Head off the situation where a couple of people end up in an extended sidebar conversation that leaves everyone else out. Tactfully interrupt and redirect back to the subject at hand.
Watch the clock and mark time
It helps to make time statements: “Ok, we’re halfway through our time …” “We have fifteen minutes left, so let’s …” This calls people’s attention to the clock and gives them a sense of how much talking is appropriate. And it shows you are serious about respecting their time.
Summarize conclusions before moving on
This puts a “period” at the close of a topic, highlighting conclusions and decisions before changing the subject. Groups are encouraged by the perception of making progress, so they will appreciate this. It also keeps moving your strategy along.
6. Locate responsibility for action
In every company or organization I’ve ever seen, there are problems everyone knows about, that are frequently mentioned (usually, in passing), but are never improved or solved. Why is this?
Lack of focus is the first reason. Mentioning a problem in passing is not the same as specifically addressing it with the intention to make it better or solve it.
The second major reason is that no one is ever designated responsible for it. There is a common truism that you should take very seriously: “Everybody’s responsibility is nobody’s responsibility”!
Groups are terrible at being accountable for things. Do you want a prime example? Look at Congress. It’s overall approval rating usually hovers around 14% Everybody gripes about how inefficient, ineffective, and often destructive Congress is. But who do you hold responsible? “Everybody’s responsibility is nobody’s responsibility.”
Business meetings suffer from the same malady. After a long discussion, people settle for, “Yeah, that’s something we should do.” “We really should do that.” But who is “We”?
No decision for action is ever completed until it is assigned to someONE. My term for this person is the “Captain,” the person responsible to take the next action. Be clear that being the assigned Captain does not mean that he or she is responsible to do the action. The Captain is responsible to see that something is done. They can work with another person or team or delegate it. But the next time the working team meets, that’s the person the chairperson will look at and ask for an accounting of what they did.
Business leaders who apply this one principle could mark significant progress.
7. Conclude with clarity
If you’ve managed the group according to your strategy and have kept your eye on the clock, you should be able to conclude the meeting early. Even more important, your team can be effective in taking action, solving problems, and creating innovative ideas.
Acknowledge at the end what has been achieved, and what actions will be taken next, along with who is the Captain of each. Set a date for the next follow-up and reporting meeting. And be sure to thank people for their participation and time investment.

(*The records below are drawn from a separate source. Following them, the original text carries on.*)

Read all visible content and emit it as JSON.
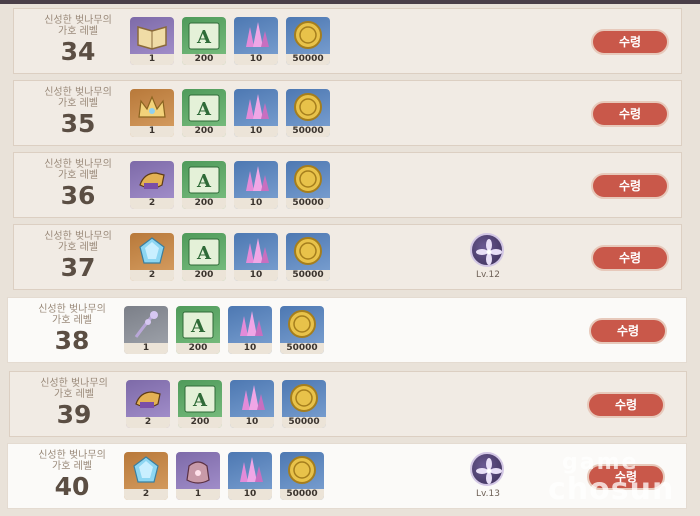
{
  "title_text": "신성한 벚나무의\n가호 레벨",
  "claim_label": "수령",
  "rows": [
    {
      "level": "34",
      "rewards": [
        {
          "icon": "book-icon",
          "bg": "purple",
          "qty": "1"
        },
        {
          "icon": "exp-ticket-icon",
          "bg": "green",
          "qty": "200"
        },
        {
          "icon": "crystal-icon",
          "bg": "blue",
          "qty": "10"
        },
        {
          "icon": "mora-coin-icon",
          "bg": "blue",
          "qty": "50000"
        }
      ],
      "badge": null
    },
    {
      "level": "35",
      "rewards": [
        {
          "icon": "crown-icon",
          "bg": "orange",
          "qty": "1"
        },
        {
          "icon": "exp-ticket-icon",
          "bg": "green",
          "qty": "200"
        },
        {
          "icon": "crystal-icon",
          "bg": "blue",
          "qty": "10"
        },
        {
          "icon": "mora-coin-icon",
          "bg": "blue",
          "qty": "50000"
        }
      ],
      "badge": null
    },
    {
      "level": "36",
      "rewards": [
        {
          "icon": "gauntlet-icon",
          "bg": "purple",
          "qty": "2"
        },
        {
          "icon": "exp-ticket-icon",
          "bg": "green",
          "qty": "200"
        },
        {
          "icon": "crystal-icon",
          "bg": "blue",
          "qty": "10"
        },
        {
          "icon": "mora-coin-icon",
          "bg": "blue",
          "qty": "50000"
        }
      ],
      "badge": null
    },
    {
      "level": "37",
      "rewards": [
        {
          "icon": "gem-icon",
          "bg": "orange",
          "qty": "2"
        },
        {
          "icon": "exp-ticket-icon",
          "bg": "green",
          "qty": "200"
        },
        {
          "icon": "crystal-icon",
          "bg": "blue",
          "qty": "10"
        },
        {
          "icon": "mora-coin-icon",
          "bg": "blue",
          "qty": "50000"
        }
      ],
      "badge": {
        "icon": "sakura-emblem-icon",
        "label": "Lv.12"
      }
    },
    {
      "level": "38",
      "rewards": [
        {
          "icon": "branch-icon",
          "bg": "gray",
          "qty": "1"
        },
        {
          "icon": "exp-ticket-icon",
          "bg": "green",
          "qty": "200"
        },
        {
          "icon": "crystal-icon",
          "bg": "blue",
          "qty": "10"
        },
        {
          "icon": "mora-coin-icon",
          "bg": "blue",
          "qty": "50000"
        }
      ],
      "badge": null
    },
    {
      "level": "39",
      "rewards": [
        {
          "icon": "gauntlet-icon",
          "bg": "purple",
          "qty": "2"
        },
        {
          "icon": "exp-ticket-icon",
          "bg": "green",
          "qty": "200"
        },
        {
          "icon": "crystal-icon",
          "bg": "blue",
          "qty": "10"
        },
        {
          "icon": "mora-coin-icon",
          "bg": "blue",
          "qty": "50000"
        }
      ],
      "badge": null
    },
    {
      "level": "40",
      "rewards": [
        {
          "icon": "gem-icon",
          "bg": "orange",
          "qty": "2"
        },
        {
          "icon": "pouch-icon",
          "bg": "purple",
          "qty": "1"
        },
        {
          "icon": "crystal-icon",
          "bg": "blue",
          "qty": "10"
        },
        {
          "icon": "mora-coin-icon",
          "bg": "blue",
          "qty": "50000"
        }
      ],
      "badge": {
        "icon": "sakura-emblem-icon",
        "label": "Lv.13"
      }
    }
  ],
  "watermark": {
    "line1": "game",
    "line2": "chosun"
  },
  "colors": {
    "claim_button": "#c9584a",
    "row_bg": "#f1ebe4",
    "page_bg": "#e9e2d9"
  }
}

Conclusion: Is this common sense?
Sometimes, when I’m coaching an individual or leading a workshop, I feel almost silly teaching principles that seem like common sense. However, I’ve learned that common sense is not all that common. Plus, people need reminding just as often as they need to be instructed.
I hope this two-part series will prove helpful to you, whether as reminders or as new ideas. I can tell you that this approach works, and you can use it to make real progress, whatever your profession. Li